Okay, so the finale of The Book of Boba Fett was fun, but that’s mainly because of the other characters in the story. Boba’s actual character arc still left a lot to be desired, and the finale helped me figure out what the story was missing.
Here’s what would have made The Book of Boba Fett a much stronger narrative:
SPOILERS for Episodes 5 and 6 of The Book of Boba Fett.
Before I start writing this, I need to say that this post is not a knock on Temuera Morrison or his performance in this show. It’s about the limitations of Boba Fett’s character, and those limitations probably hinder the performance that Temuera can give. I think he’s doing his best with the writing he’s given!
Okay, so I was going to blog about how boring and surface-level The Book of Boba Fett. I made myself watch the first four episodes of this show, and they were so dull! When I was watching those episodes, my sister would occasionally poke her head in and say, “NO ONE ASKED FOR THIS!”
And she’s partly right. Most Star Wars fans did not ask for The Book of Boba Fett. But Boba has this weird cult following of people who REALLY want to watch and/or read about Boba having various adventures. Those people read a bunch of novels about Boba during the ’80s and ’90s, and they’ve been clamoring for a Boba Fett movie. So this show exists to placate them. I hope they enjoy it.

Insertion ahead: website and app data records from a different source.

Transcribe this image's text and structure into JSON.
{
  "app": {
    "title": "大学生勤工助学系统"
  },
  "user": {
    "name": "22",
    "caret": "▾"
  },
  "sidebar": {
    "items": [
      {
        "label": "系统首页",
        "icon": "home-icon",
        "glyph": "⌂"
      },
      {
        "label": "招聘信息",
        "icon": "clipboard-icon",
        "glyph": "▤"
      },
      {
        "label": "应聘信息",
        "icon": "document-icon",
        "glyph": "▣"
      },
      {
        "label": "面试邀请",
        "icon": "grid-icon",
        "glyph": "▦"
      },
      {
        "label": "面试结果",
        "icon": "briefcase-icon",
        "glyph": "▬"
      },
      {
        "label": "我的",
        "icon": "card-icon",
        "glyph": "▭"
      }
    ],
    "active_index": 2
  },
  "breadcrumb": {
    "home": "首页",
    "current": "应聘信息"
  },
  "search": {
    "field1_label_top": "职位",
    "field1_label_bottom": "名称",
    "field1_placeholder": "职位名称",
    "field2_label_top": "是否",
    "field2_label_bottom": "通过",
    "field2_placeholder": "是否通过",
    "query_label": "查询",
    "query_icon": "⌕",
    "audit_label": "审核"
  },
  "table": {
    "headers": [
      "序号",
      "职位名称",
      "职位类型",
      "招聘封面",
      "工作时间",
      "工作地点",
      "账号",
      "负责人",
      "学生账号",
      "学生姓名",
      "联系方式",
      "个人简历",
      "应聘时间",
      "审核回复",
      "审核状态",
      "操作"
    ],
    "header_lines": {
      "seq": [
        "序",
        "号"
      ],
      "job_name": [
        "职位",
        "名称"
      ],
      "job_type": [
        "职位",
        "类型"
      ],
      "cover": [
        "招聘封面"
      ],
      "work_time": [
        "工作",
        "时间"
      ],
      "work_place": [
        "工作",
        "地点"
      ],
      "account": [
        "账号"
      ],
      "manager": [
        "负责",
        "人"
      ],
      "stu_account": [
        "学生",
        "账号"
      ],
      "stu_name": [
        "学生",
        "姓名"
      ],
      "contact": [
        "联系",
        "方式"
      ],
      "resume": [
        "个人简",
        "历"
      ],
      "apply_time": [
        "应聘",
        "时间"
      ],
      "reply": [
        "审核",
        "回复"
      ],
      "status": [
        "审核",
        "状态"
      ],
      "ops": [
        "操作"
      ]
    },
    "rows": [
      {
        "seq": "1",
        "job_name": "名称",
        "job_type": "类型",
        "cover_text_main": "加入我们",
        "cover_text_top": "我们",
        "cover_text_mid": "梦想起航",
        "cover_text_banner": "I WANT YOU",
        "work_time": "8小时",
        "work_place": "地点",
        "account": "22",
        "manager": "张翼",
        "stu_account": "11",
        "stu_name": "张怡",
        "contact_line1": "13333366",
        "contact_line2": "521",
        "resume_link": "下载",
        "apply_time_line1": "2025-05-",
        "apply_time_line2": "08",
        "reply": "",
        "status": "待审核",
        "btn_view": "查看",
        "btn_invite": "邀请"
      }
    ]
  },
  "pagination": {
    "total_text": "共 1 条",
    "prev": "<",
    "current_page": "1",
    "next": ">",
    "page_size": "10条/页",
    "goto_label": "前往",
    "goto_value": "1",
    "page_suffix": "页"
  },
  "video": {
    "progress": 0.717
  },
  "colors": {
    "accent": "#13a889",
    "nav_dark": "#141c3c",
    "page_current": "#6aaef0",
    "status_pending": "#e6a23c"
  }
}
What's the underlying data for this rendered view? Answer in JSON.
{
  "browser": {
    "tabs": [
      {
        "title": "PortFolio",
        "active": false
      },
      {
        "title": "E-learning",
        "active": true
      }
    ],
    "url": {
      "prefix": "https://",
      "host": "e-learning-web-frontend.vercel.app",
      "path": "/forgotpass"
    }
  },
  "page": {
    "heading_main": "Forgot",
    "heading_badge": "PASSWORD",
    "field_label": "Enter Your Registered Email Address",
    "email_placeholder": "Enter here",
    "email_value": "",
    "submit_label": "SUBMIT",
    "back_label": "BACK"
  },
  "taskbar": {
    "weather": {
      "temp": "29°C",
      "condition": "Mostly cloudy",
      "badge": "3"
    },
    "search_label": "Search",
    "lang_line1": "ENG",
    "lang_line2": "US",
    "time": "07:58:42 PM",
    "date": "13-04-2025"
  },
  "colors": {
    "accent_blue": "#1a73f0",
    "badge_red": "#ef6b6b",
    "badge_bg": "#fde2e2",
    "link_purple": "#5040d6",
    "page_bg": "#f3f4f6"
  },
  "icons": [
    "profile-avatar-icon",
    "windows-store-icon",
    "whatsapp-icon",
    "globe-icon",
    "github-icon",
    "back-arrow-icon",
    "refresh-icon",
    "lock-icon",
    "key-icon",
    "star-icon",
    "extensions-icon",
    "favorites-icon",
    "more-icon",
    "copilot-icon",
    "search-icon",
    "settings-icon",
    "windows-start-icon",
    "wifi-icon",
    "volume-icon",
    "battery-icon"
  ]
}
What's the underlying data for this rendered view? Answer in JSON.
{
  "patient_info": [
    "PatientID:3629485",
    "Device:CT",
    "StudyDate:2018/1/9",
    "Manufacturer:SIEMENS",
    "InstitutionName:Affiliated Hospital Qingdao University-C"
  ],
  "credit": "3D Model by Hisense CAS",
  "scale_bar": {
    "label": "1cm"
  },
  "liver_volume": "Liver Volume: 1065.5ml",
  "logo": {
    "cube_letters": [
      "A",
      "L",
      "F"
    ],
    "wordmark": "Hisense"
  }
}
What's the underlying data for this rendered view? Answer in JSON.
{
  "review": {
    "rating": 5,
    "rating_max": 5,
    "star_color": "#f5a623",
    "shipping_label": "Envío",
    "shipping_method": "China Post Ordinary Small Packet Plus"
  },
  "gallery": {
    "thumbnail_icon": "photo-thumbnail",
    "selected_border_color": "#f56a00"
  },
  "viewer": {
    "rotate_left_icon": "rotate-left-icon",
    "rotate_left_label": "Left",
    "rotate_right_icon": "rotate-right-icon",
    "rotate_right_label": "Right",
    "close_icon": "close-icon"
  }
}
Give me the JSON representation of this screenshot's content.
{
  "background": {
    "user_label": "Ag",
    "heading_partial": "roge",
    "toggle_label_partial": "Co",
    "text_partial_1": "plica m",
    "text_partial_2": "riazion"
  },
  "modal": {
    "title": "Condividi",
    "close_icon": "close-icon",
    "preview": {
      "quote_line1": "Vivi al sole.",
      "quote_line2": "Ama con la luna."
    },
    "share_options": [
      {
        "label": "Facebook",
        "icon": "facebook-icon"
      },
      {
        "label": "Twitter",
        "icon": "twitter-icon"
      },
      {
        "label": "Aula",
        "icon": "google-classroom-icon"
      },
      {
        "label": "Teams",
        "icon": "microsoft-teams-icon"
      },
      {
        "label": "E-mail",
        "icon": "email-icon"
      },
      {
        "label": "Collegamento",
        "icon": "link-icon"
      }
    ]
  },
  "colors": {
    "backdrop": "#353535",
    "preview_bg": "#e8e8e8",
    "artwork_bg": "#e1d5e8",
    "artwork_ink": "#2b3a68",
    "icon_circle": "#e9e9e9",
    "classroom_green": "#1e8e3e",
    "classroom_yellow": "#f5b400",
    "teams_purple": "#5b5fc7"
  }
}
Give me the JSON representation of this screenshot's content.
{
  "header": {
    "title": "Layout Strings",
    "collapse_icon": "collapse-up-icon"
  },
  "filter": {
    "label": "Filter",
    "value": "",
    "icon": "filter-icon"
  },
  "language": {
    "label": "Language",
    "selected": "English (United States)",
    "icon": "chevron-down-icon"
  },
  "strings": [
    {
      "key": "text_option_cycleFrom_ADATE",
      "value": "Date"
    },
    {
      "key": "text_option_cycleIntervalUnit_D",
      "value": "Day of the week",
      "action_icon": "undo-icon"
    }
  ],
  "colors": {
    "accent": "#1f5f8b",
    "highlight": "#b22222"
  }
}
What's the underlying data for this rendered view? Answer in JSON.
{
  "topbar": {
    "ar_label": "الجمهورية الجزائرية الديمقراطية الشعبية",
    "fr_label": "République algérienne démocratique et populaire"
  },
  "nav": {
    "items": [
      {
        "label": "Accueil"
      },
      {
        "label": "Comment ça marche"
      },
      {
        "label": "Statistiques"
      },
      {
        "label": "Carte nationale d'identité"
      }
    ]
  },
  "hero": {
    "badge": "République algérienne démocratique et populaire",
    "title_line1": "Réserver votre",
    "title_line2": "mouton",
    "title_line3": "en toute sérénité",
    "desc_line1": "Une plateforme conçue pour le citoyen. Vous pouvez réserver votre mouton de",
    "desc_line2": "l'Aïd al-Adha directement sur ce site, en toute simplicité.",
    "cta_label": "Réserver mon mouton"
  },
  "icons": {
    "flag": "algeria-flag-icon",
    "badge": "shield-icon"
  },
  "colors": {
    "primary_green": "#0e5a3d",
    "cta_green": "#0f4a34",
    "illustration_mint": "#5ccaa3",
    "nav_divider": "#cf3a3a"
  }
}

The thing is, Boba’s not meant to be a main character. He works best as a flashy visiting character because that’s what he’s always been. Boba shows up, looks cool, and does badass stuff. Then he leaves or falls into a Sarlacc pit. I think Boba should show up every so often in things like The Mandalorian, but he doesn’t have enough of an interior (or exterior) struggle to warrant an entire show about him.
That’s why I loved Episodes 5 and 6 of The Book of Boba Fett. Instead of focusing on the (honestly rather dull) underworld of Mos Espa, it revisits characters that we love and that have some sort of struggle going on. Our friend the Mandalorian is missing his adopted child Grogu and struggling with the fundamentalist ideas of the rather extreme Mandalorian culture he was raised in. Cobb Vanth struggles to keep his town safe on a planet that inherently attracts dangerous criminals and outlaws.
Boba Fett, on the other hand, wants to be a respectful crime lord because…why not? And he went native with the Tuskens. Okay? That’s not an interesting struggle. The only interesting things was that the Tuskens were yet again humanized after years of George Lucas treating them as a violent “other” type of people. (Newsflash: George Lucas has never been good at representation.)